What is Lent?
Historically, Lent is the 40-day period before Easter, which the Church uses to prepare for the celebration of our Lord Jesus Christ’s Resurrection on Easter Sunday.
When does Lent begin?
Lent begins on Ash Wednesday, which is the day on which the faithful have their foreheads signed with ashes in the form of a Cross. It ends at noon on Holy Saturday. The 40 days excludes the five Sundays of Lent.
Why is Lent forty days long?
Because 40 days is a traditional number of discipline, devotion, and preparation in the Bible. Moses stayed on the Mountain of God 40 days (Exodus 24:18, 34:28), Elijah traveled 40 days before he reached the cave where he had his vision (1 Kings 19:8), Nineveh was given 40 days to repent (Jonah 3:4), and most importantly, prior to undertaking His ministry, Jesus spent 40 days in the wilderness praying and fasting (Matthew 4:2). He also spent 40 weeks in His mother’s womb.
Since Lent is a period of prayer and fasting, it is fitting for Christians to imitate their Lord with a 40-day period. Christ used a 40-day period of prayer and fasting to prepare for His ministry, which culminated in His death and resurrection, and thus it is fitting for Christians to imitate Him with a 40-day period of prayer and fasting to prepare for the celebration of His ministry’s climax, Good Friday (His crucifixion) and Easter Sunday (His Resurrection).
Why do Catholics have their foreheads marked with a cross on Ash Wednesday?
Because in the Bible a mark on the forehead is a symbol of a person’s ownership. By having their foreheads marked with the Sign of a Cross, this symbolizes that the person belongs to Jesus Christ, Who died on a Cross. This is in imitation of the spiritual mark or seal that is put on a Christian in baptism, when he is delivered from slavery to sin and the devil, and made a servant of righteousness and Christ (Romans 6:3-18). It is also in imitation of the way the righteous are described in the book of Revelation: “Do not harm the earth or the sea or the trees, till we have sealed the servants of our God upon their foreheads.” (Revelation 7:3)
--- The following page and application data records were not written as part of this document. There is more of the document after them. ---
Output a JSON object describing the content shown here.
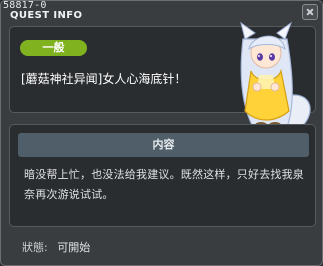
{
  "window": {
    "quest_id": "58817-0",
    "title": "QUEST INFO"
  },
  "quest": {
    "category": "一般",
    "name": "[蘑菇神社异闻]女人心海底针！",
    "content_header": "内容",
    "content_text": "暗没帮上忙，也没法给我建议。既然这样，只好去找我泉奈再次游说试试。"
  },
  "status": {
    "label": "狀態:",
    "value": "可開始"
  },
  "colors": {
    "badge": "#7fb21e",
    "content_header_bg": "#4f5e68",
    "window_bg": "#3a3d40",
    "panel_bg": "#2a2d30"
  },
  "icons": {
    "close": "close-icon",
    "character": "npc-fox-girl-portrait"
  }
}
What is a day of fast and abstinence?
Under current canon law in the Western Rite of the Church, a day of fast is one on which Catholics who are eighteen to sixty years old are required to keep a limited fast. In this country, one may eat a single, normal meal and have two snacks, so long as these snacks do not add up to a second meal. Children are not required to fast, but their parents must ensure they are properly educated in the spiritual practice of fasting. Those with medical conditions requiring a greater or more regular food intake can easily be dispensed from the requirement of fasting by their pastor. A day of abstinence is a day on which Catholics fourteen years or older are required to abstain from eating meat.